fall back and use automatic mode. Or, if you just can’t make the light from your
flash look natural, don’t chicken out and take all your portraits next to a
window. Instead, put the time into learning what you don’t understand. Not
always easy, but you won’t learn anything if all you do is work around your weak
points. Next up, look back through your old photos. If you just watched the
previous tip, and you couldn’t come up with any weak points, here’s a really
good spot to find them. Because everyone takes some photos
that they don’t like. On average, why do your unsuccessful photos not work?
Is it exposure, focus, composition? Whatever it is, that’s useful information.
Also, going through your old photos is great just because you’ll find some good
ones that you totally overlooked earlier. I didn’t notice this photo the first
time around, and now it’s one that I really like. Every single photographer
that I know has the exact same story. The big, gigantic secret of photography is
practice. Practice the things you don’t understand,
and practice the things that you do. That’s how you get better at anything,
not just photography. So, close out of YouTube. Geez, the algorithm’s gonna kill
this video if I say that. Leave YouTube running in the background. Go outside.
Take some pictures. Sure, keep these tips in mind – they’re very good! But
fundamentally, that is how you’re going to improve your photography.
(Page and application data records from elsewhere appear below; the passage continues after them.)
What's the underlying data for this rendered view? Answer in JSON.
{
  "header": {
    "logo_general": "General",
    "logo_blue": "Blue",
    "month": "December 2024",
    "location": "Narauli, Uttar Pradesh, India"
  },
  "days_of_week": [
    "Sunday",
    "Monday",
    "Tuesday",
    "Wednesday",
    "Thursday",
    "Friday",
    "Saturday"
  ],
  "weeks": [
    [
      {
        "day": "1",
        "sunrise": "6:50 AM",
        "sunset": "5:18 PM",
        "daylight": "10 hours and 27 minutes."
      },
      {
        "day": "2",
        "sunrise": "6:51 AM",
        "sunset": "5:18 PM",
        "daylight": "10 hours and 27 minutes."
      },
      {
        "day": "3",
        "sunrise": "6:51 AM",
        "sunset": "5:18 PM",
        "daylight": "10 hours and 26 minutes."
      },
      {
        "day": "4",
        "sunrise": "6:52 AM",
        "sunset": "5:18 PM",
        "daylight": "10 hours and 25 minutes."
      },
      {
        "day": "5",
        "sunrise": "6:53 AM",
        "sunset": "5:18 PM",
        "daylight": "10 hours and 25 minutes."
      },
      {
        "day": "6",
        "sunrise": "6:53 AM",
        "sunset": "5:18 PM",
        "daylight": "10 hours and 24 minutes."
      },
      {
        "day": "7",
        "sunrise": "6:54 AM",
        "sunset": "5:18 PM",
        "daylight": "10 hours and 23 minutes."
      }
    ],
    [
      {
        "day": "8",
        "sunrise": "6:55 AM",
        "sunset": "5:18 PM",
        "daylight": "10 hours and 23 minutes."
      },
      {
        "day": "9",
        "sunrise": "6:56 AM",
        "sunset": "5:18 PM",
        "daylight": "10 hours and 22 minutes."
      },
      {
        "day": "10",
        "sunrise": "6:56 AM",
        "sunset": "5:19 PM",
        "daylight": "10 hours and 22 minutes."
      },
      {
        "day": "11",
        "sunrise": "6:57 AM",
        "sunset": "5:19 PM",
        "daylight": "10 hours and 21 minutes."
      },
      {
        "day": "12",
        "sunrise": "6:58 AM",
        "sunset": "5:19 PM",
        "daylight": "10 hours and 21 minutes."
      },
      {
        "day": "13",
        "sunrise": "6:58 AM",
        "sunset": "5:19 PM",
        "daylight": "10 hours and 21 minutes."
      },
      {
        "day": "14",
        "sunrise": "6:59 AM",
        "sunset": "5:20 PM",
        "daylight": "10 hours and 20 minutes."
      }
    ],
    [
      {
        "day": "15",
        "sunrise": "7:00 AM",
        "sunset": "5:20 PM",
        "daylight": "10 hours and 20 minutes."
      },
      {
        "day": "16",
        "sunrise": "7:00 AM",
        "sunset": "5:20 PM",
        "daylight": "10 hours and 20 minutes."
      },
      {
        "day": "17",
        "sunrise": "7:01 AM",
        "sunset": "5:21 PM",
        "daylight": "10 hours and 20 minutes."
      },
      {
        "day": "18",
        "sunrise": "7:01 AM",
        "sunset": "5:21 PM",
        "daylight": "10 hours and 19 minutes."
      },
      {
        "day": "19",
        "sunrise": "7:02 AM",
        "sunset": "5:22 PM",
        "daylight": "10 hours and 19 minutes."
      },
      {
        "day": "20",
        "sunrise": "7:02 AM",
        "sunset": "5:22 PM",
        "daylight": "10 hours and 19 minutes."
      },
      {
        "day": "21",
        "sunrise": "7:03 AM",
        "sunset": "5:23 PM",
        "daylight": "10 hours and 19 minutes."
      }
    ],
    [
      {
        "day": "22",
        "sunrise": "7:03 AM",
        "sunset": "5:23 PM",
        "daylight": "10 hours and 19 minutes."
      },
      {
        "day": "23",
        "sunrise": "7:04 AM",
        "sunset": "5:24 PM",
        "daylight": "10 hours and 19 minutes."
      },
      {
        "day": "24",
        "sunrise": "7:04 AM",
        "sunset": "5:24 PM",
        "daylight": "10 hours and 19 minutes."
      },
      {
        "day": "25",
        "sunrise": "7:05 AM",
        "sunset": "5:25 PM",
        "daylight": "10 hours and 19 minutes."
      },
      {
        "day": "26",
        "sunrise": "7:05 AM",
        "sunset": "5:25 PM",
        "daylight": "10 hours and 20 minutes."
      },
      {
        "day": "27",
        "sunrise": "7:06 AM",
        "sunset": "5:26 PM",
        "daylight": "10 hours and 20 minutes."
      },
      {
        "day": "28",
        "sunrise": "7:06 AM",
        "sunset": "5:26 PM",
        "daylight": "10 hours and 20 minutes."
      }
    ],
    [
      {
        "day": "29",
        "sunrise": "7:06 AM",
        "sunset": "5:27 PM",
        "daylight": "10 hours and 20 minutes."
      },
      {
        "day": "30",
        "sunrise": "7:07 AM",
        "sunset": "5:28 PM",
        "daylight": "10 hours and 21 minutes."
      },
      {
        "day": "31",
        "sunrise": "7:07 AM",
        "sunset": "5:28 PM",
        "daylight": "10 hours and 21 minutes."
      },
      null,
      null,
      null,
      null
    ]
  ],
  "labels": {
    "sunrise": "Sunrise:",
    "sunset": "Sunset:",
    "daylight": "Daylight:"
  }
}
14 Replies to “15 Tips That Will Improve Your Photography”

  1. Nothing new in any of the tips, but always good to hear them now and again until they all become second nature. Especially #15 Practice, Practice , Practice…thanks…

  2. This was honestly the best video about photography I've every watched. It's so refreshing hearing some honest, rational and yet ironic thinking out there. The fact that this channel only has less than 30k subscribers where greedy and pretentious people like many on YT have millions is just criminal.

  3. First I would like to say I truly enjoy your videos and tutorials. They pack plenty information.
    But I'm have trouble with making my photos interesting. I know one of my problems is my settings. I having trouble with choosing the correct ones. Could you please offer any suggestions on this for me? I'm open to any!!

  4. That is a fantastic checklist to taking better images. I need to print it and tape it to my forearm whenever I go shooting. I intuitively do most of that, but I forget something every time I shoot.

    I used to go out and setup in one spot and shoot till the light is gone. Only recently have I made a point to arrive early and scope out several potential comp's and try to shoot images from each. Of course; the light dictates what is shot and when.

    I'm always chasing the light.

    You guys have a fantastic YT channel, thank you for the effort in publishing this content.

  5. Love the channel and your website. You have some absolutely fantastic tips and info for the aspiring photographer.

  6. Hi. Would you like to create absolutely beautiful edits of people and
    portraits in seconds instead of hours? Watch my channel and you will find out everything))

Leave a Reply

Your email address will not be published. Required fields are marked *